#### PROBLEM
With the pictures omitted, write out all of the listing exactly.

#### SOURCE DATA
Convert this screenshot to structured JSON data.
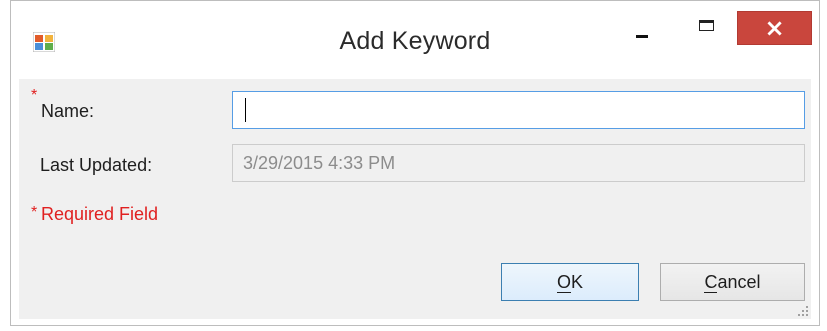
{
  "window": {
    "title": "Add Keyword",
    "controls": {
      "minimize": "minimize-icon",
      "maximize": "maximize-icon",
      "close": "×"
    }
  },
  "form": {
    "required_marker": "*",
    "name": {
      "label": "Name:",
      "value": ""
    },
    "last_updated": {
      "label": "Last Updated:",
      "value": "3/29/2015 4:33 PM"
    },
    "required_note": "Required Field"
  },
  "buttons": {
    "ok": {
      "mnemonic": "O",
      "rest": "K"
    },
    "cancel": {
      "mnemonic": "C",
      "rest": "ancel"
    }
  },
  "colors": {
    "required": "#e02020",
    "close_button": "#c9463d",
    "focus_border": "#569de5",
    "client_background": "#f0f0f0"
  }
}
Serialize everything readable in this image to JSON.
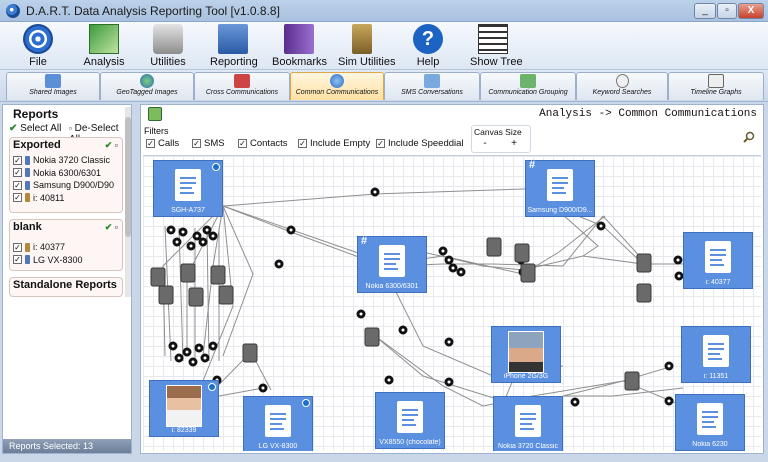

#### EXERCISE OUTPUT
Convert this screenshot to structured JSON data.
{
  "window": {
    "title": "Add Keyword",
    "controls": {
      "minimize": "minimize-icon",
      "maximize": "maximize-icon",
      "close": "×"
    }
  },
  "form": {
    "required_marker": "*",
    "name": {
      "label": "Name:",
      "value": ""
    },
    "last_updated": {
      "label": "Last Updated:",
      "value": "3/29/2015 4:33 PM"
    },
    "required_note": "Required Field"
  },
  "buttons": {
    "ok": {
      "mnemonic": "O",
      "rest": "K"
    },
    "cancel": {
      "mnemonic": "C",
      "rest": "ancel"
    }
  },
  "colors": {
    "required": "#e02020",
    "close_button": "#c9463d",
    "focus_border": "#569de5",
    "client_background": "#f0f0f0"
  }
}
Serialize everything readable in this image to JSON.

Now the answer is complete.